The risks of freedom on social media in South Africa


Correction: Since this story was published we have corrected the sentence which stated that “the chain reaction seems to have been started by Jawitz employee Penny Sparrow”. Sparrow left the employ of Jawitz Properties two months (November, 2015) prior to her racist comments going viral and therefore was a former employee of Jawitz Properties.   We regret the error. Jawitz’s full statement can be viewed below this article.

We are all entitled to our own opinions, as long as we know that they have consequences, in the workplace – the damage could be even more dangerous and be grounds for dismissal explains Khomotso Makapane, Bowman Gilfillan partner, in Employment Law.

This comes after the year started with several people expressing views on social media which were seen to be racist. The chain reaction seems to have been started by Penny Sparrow who likened black people to monkeys and escalated with Velaphi Khumalo suggesting white South Africans be handled the same way Hitler dealt with Jewish people.


“Although every person is entitled to their own opinion, whether you are an employee or a contractor, it is important to understand that your opinions may have ramifications,” said Makapane.

“What social media has done is it has bridged the divide between what we used to consider private space and space that the companies used to own – we no longer work for a company for eight hours in a day but the whole time,” said Makapane.

He adds: “The trick about it is this, it is not only tweets or posts that you make today – three years from now you might be looking for a job in a space where you once criticised someone in it.”

Makapane explains how disclaimers mean nothing, if anything they attract more scrutiny and curiosity.

“The moment you say that, it seems to actually attract people to Google you and what comes up first is normally LinkedIn and people are able to see where you work – that disclaimer does not work – already you are telling the public you are worried about your employer and about where you are contracted.”

Employers also have a responsibility to be informed, like in the Gareth Cliff instance, Makapane states “They reacted to a social outcry, a warning to companies: Although you can give credence to what the public has to say, be careful not to violate the right of your employees or contractors as well”.

Social media conducts are no different from any normal misconduct cases Makapane says and that they need to be treated the same, through process like a hearing and be able to substantiate the reasons why the employee should face sanction.

The concept of criminalising hate speech has been around for a while the lawyer said, “Whether it is racism or hate speech, we already have laws dealing with it, it is just that these laws are perhaps not that popular or known to the public and they are not being affected,” said Makapane.

“This indicates to me just how many South African’s actually don’t know about the existence of those laws – But I guess this is why we are lawyers.”


Herschel Jawitz CEO of Jawitz Properties has condemned the racist statements made by former estate agent, Penny Sparrow, who left the company in November 2015, labeling them as unacceptable.

The ex-agent’s Facebook page erroneously stated that she was still an employee of Jawitz Properties.  This has now been corrected.

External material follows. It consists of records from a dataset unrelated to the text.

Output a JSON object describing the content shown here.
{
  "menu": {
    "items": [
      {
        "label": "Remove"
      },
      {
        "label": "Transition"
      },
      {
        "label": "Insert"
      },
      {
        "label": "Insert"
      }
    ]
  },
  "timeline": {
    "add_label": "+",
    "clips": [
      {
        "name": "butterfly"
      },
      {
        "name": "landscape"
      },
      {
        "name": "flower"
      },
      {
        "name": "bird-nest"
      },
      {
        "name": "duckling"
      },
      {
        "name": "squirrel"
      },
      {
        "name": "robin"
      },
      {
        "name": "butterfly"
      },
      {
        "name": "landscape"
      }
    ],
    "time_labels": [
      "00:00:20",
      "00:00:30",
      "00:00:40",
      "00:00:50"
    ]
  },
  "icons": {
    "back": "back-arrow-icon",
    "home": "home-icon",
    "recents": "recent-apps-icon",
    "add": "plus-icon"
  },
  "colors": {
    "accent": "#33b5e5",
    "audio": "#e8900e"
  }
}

In addition, properties reflecting her name on another property website have also been updated.

Jawitz Properties has been operating for many years during which it has built an impeccable reputation in the marketplace.  We would like to strongly emphasise that the racial comments made by the ex-employee were done in her personal capacity and have no reflection whatsoever on our company or its views.

We are exploring all legal options and are engaging with our Industry regulatory body to ensure that Penny Sparrow is held accountable for her words. I feel both personally and professionally as the CEO of our company the same anger and outrage about these comments as the public.  It is unfortunate that the anger from the public has been misdirected towards our brand and not the person responsible for the comments made.

There is no place for these views in our country, in our society, in our industry and especially not in our Company.